Brown on the Tuck with our guest
Brown on the Tuck with our guest
The Tuckasegee, or the "Tuck" as locals call it is the largest trout river in Western North Carolina. After flowing through Panthertown Valley, the Tuckasegee flows through a chain of lakes and comes out as a tail-water river. There are two different designations along the tailwater portion of the Tuckaseegee River: Hatchery Supported, and Delayed Harvest. The 5 mile Delayed Harvest section near Sylva, NC is without a doubt the most popular section of river with fly anglers. During the months of October through May, the Delayed Harvest section is stocked heavily, and all catch and release fishing with single-hook flies only. Further downriver near Bryson City, there is a second Delayed Harvest stretch that offers more of the best Fly Fishing North Carolina has to offer and is developing into a trophy brown trout fishery. Dynamic is the word that comes to mind while targeting trout in Sylva and Bryson City.
west fork tuckaseegee river - private
exclusively with brookings anglers
Important note! The Tuckaseegee is a tailwater river and its water levels change greatly due to power generations. If you plan to wade the Tuck, be sure to check the generation schedule at Duke Energy, check the Nantahala Area tab and look for the flows arriving at Highway 107 which is about where the Delayed Harvest section starts. This will inform you not only as to when dam releases are scheduled, but also how long it should take for the flow changes to reach different stretches. Keep in mind, things change and unscheduled releases can occur. Floating the Tuck, however, not only allows you to eliminate the worry associated with changing water levels but also to access and to enjoy many more sections of this remarkable river.

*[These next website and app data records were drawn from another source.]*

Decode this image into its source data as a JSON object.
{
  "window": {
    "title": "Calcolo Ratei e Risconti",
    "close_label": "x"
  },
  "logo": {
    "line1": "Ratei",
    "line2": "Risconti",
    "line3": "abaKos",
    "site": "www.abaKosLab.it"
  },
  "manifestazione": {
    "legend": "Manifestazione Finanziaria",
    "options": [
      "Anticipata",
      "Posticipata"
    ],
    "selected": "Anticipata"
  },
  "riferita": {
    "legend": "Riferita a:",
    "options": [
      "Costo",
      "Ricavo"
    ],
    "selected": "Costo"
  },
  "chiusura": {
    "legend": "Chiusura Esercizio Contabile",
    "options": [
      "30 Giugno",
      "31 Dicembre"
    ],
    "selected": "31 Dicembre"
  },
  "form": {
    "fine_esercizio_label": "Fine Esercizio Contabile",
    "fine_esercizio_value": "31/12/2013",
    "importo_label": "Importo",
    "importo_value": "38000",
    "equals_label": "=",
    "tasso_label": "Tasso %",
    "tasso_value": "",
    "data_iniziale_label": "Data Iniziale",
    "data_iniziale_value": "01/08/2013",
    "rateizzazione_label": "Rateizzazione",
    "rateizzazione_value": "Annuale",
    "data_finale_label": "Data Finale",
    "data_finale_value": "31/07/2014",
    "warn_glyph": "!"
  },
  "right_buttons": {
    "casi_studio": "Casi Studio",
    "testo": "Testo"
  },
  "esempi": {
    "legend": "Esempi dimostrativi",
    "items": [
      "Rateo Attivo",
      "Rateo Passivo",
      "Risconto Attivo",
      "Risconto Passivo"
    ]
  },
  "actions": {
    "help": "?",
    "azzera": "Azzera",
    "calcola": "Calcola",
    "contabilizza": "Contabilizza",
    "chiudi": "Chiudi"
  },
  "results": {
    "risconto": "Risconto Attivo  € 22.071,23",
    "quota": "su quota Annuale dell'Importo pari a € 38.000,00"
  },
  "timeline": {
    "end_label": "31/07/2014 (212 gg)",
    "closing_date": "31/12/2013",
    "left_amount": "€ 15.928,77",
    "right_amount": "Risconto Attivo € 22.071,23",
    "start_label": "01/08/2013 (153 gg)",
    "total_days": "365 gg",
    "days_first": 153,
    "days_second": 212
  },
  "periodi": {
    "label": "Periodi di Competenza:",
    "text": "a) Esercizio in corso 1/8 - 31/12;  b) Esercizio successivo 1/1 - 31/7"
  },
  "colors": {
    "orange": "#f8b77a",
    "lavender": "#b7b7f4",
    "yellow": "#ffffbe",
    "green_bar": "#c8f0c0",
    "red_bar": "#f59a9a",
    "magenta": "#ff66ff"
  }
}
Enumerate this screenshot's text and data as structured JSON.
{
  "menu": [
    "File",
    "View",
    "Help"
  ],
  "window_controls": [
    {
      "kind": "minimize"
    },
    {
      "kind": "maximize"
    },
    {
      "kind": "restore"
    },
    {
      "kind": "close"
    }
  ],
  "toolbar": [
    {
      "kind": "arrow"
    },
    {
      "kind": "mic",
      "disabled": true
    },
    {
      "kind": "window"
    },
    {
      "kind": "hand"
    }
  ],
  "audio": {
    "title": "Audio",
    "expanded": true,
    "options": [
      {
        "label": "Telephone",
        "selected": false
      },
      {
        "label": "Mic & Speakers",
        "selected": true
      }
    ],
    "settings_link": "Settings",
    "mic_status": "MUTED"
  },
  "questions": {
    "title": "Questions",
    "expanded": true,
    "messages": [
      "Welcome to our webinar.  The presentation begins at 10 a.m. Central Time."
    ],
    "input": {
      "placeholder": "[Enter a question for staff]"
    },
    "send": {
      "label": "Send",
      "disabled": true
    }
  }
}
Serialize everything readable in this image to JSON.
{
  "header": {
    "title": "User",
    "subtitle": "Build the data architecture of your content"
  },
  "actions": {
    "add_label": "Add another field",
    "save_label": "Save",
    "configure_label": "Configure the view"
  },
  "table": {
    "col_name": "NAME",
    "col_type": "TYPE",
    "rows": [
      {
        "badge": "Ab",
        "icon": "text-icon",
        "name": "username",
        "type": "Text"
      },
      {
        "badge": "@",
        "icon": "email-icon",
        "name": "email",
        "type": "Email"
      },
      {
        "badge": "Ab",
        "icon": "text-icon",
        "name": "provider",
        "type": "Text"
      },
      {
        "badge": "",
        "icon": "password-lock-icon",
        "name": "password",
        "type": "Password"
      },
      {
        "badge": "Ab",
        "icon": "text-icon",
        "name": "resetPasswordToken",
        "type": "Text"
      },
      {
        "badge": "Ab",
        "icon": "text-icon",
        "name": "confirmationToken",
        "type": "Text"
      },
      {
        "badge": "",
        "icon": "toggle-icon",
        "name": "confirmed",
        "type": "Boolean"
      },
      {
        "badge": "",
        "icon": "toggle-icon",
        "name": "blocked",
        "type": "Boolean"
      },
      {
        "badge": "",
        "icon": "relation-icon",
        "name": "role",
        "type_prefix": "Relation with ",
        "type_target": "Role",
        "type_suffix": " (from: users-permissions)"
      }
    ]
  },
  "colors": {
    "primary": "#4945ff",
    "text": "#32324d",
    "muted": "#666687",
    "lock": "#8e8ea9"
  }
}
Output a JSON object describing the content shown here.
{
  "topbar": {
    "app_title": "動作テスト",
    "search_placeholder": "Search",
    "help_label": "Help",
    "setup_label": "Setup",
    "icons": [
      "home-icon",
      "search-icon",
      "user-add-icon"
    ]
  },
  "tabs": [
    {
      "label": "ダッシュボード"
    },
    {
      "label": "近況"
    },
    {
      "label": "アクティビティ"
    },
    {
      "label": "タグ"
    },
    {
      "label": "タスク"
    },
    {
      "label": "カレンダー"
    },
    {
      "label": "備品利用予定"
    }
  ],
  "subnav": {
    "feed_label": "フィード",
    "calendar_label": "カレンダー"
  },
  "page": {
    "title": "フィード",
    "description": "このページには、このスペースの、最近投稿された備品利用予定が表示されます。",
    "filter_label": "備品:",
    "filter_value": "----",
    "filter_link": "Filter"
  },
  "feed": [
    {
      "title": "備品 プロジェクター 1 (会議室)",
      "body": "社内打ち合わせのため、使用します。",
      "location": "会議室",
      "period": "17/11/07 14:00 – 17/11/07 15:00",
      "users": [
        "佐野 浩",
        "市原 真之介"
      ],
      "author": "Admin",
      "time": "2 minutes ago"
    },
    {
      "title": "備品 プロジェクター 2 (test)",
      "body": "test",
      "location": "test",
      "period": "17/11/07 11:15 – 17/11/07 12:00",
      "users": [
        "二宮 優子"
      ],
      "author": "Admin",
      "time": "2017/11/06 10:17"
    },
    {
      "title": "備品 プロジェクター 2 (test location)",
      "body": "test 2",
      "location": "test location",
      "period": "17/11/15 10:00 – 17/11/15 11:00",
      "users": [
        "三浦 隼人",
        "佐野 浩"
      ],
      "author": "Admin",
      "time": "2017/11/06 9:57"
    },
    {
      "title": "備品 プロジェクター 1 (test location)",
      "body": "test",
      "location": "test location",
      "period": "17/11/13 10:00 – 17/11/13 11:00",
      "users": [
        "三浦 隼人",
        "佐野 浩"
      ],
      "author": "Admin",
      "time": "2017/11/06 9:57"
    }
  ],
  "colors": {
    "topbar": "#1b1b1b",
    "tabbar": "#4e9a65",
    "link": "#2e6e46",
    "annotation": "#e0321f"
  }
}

how do i get there?
Google Maps will not only provide driving directions but will show you where to park
fishing the tuckaseegee river
Please explore below for more detailed information about fishing in the WNC region in general and the Tuckaseegee specifically. Much like the East Fork of the French Broad, the Little River and the Nantahala, the fishing is special in North Carolina's Delayed Harvest sections as the NC Wildlife Resources Commission stocks liberally but there are some special things to know so as mentioned down below, know your signs!!! Take advantage of this printable map of the Tuckaseegee River region. Print this out, ask questions, mark it up and plan your day. A Guide will teach you everything you need to know about the nuances of various stretches of the water but if you want to learn more about where you are going before you arrive or if you want to plan your own day on the water for yourself or your group, you will find just about anything you could want plus a little more.
Current fishing reports are difficult to maintain but your best bet is to reach out to our Partners
where should i fish?
Take advantage of this printable map of the region highlighting the different Managed Waters. Ask questions and plan your day.
what other waters are in the area?
The North Carolina Resources Commission maintains a highly detailed map of Managed trout water across the state. This map can be a little unwieldy so here is a simpler version that also can be printed.
do i need a north carolina fishing license?
what flies will i need?
Your Guides will have everything you need but if you want to plan your trip or be prepared with your own favorites, NC Wildlife and Trout Unlimited offer a Hatch Chart to help you with the insects that will be looking to imitate. If your shop at home does not have the right flies, Brookings Anglers, Davidson River Outfitters and Headwaters Outfitters all have impressive selections of local patterns.
Yes. While there are hundreds of miles of Wild Trout waters, NC generously stocks Hatchery Supported waters and Delayed Harvest waters. These Stocking Charts are for 2020 and will updated as soon as 2021 is available.
what about water flows?
Western North Carolina has a number of Tailwaters and Freestone rivers. The water levels on the Tailwaters are controlled by dam releases and the Freestones by Mother Nature herself. The USGS measures and reports on many - not all - rivers across the state and there are independent groups that monitor water flows as well but knowing the amount of water currently flowing down your favorite river and if it is increasing or decreasing will make or break your day. Imagine driving up to the East Outlet of the Kennebec River to fish a section that was shin deep last month to find that it is now over your head. PAY ATTENTION because water levels can change quickly.
what fishing gear and clothing will i need?
Your Guides will have rods, reels and flies and, with some advanced planning, waders. However, if you prefer your own equipment, please see What to Bring for suggestions. They will not, however, provide you with clothing to keep warm though they would be happy to sell it to you and with more of that advanced planning, will even bring it to you when you meet for the day or will have it waiting for you at the Greystone. Please explore Gear for specific recommendations for fishing and Clothing to make sure that you will be prepared for Winter in WNC.
Also, mousing at night is an experience to be seized if the conditions are right.
Of course. However, with an average January high of 47 degrees and average low of 29, it is nothing like a New England winter. It DOES get cold and anchor ice DOES form on occasion so be prepared with your Gear and check the Brevard Weather Forecasts knowing that it is only 2,231 feet above sea level and it get colder the higher you climb.
sunrise and sunset
Why would I really care about the sunrise and sunset? In winter, the days are deceptively short so be prepared. During April and May, the nymphing might be strong in the morning but a hatch might occur in the evening. Know when to be out there!